In rule utilitarianism, no prediction or calculation of benefits or harms is performed. These decisions are guided by preformed rules based on evidence and hence provide better guidance than act utilitarianism in decision-making. These ethical issues can be accommodated when dealing with patients who are competent to play a role in decision-making, while posing moral dilemmas in patients who are incompetent, e.
In the above scenario, dilemmas can be dealt ethically and legally if the patients had made advance decision directives about their life similar to decisions on wealth. This concept was introduced by a philosopher, Immanuel Kant and hence widely referred as Kantian deontology.
The decisions of deontology may be appropriate for an individual but does not necessarily produce a good outcome for the society. The doctor-patient interaction or relationship is by nature, deontological since medical teaching practices inculcate this tradition, and when this deontological practice is breached, the context of medical negligence arises.
This tradition drives clinicians to do good to patients, strengthening the doctor-patient bond.
The deontological ideologists doctors and other medical staffs are usually driven to utilitarian approach by public health professionals, hospital managers, and politicians utilitarian ideologists.
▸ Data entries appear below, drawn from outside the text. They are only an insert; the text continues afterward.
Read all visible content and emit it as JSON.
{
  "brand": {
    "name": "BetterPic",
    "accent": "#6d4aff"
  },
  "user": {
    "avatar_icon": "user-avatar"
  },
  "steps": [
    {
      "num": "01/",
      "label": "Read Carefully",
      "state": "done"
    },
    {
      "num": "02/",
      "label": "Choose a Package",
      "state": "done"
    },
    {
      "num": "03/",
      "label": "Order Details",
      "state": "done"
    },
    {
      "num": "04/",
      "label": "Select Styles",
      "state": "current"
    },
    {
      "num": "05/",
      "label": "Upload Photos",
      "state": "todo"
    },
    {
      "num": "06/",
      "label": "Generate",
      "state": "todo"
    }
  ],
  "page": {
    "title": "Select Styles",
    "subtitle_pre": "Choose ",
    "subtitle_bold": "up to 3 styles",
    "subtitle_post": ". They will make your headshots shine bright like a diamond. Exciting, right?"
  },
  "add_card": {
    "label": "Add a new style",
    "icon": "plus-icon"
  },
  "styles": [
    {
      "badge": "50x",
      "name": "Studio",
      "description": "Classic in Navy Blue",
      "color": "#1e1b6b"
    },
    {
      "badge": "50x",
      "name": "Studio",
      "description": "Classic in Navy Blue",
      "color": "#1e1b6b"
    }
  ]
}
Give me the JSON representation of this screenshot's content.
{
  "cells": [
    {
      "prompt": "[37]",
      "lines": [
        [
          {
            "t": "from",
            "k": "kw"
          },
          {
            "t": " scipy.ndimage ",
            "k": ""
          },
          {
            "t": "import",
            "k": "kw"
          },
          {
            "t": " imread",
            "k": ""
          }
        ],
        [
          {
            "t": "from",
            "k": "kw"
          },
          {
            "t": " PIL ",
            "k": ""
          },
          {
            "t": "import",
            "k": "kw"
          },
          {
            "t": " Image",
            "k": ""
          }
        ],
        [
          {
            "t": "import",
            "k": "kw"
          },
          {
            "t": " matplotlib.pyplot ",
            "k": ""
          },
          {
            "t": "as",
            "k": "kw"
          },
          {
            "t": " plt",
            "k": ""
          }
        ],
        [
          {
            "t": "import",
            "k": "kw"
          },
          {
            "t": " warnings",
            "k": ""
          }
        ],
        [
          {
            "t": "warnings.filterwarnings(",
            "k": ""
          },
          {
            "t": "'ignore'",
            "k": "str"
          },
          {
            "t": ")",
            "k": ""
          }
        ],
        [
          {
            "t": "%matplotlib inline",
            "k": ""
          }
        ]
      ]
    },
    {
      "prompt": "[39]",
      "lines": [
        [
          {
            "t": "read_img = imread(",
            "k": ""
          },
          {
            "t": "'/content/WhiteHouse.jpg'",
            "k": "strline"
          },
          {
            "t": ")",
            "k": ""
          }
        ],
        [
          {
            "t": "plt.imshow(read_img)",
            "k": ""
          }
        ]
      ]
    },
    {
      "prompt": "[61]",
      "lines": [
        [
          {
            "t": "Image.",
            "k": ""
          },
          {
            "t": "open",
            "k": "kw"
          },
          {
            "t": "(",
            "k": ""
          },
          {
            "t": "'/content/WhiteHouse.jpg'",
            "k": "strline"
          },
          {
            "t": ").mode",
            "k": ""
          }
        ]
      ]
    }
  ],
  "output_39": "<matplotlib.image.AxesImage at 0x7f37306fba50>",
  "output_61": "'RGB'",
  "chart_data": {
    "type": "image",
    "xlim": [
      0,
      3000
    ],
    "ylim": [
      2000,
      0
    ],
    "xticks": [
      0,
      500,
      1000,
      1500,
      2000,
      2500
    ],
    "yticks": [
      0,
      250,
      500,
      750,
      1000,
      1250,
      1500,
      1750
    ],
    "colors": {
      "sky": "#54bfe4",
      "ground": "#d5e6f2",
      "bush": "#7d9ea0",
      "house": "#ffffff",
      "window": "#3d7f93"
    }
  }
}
From a utilitarian perspective, health care system resources, energy, money, and time are finite and are to be appropriately accommodated to achieve the best heath care for the society.
These are executed with furnished rules and guidelines. While achieving good for the greatest number, few harm iatrogenic is acceptable by utilitarian ideologists. For example, few cases of vaccine-induced paralytic polio after oral polio vaccination. From a deontological perspective, utilitarians generalize the guidelines or rules while there may be exceptional cases where the guideline may not apply.
Deviation of action from the guidelines contributes to medical negligence to utilitarians.
Such conflicts in approach are commonly encountered in the current health care systems. Similarly, the involvement of third party payment systems health insurance affects the confidentiality between the doctor-patient relationship.bailouts cannot be ethically justified on utilitarian grounds because the result is a negative-sum game.
Possible avenues for future research are also identified and discussed briefly. Unlike religious deontological theories, the rules (or maxims) in Kant’s deontological theory derive from human reason.
To better understand deontology, compare it to some opposing theories, such as utilitarianism, which says we have an obligation to take the course of action that achieves the most positive outcome or consequence.
Through the ages, there have emerged multiple common moral theories and traditions. We will cover each one briefly below with explanations and how they differ from other moral theories. Consequentialist theories, unlike virtue and deontological theories, hold that only the consequences, or outcomes.
In contrast, rewards came even at banks where poor results foretold the economic crisis that sent them to Washington for a government rescue (Despite Bailout, Bank Chiefs Received Bonuses, ). In such a situation, American banks should take into consideration the position and interests of the majority.
2 THE BAILOUT OF BIG THREE Applying Utilitarianism: The Bailout of General Motors and the Big Three In November , three major Detroit manufacturers, jointly known as the Big Three asked congress for $50 billion to avoid bankruptcy and the loss of three million jobs.
Congress initially denied the request. Later that December of , the . Utilitarian ethics is a view The deontological view The virtue-based approach that assesses the moral assesses actions based on the focuses on the development Ethics and The Uninsured.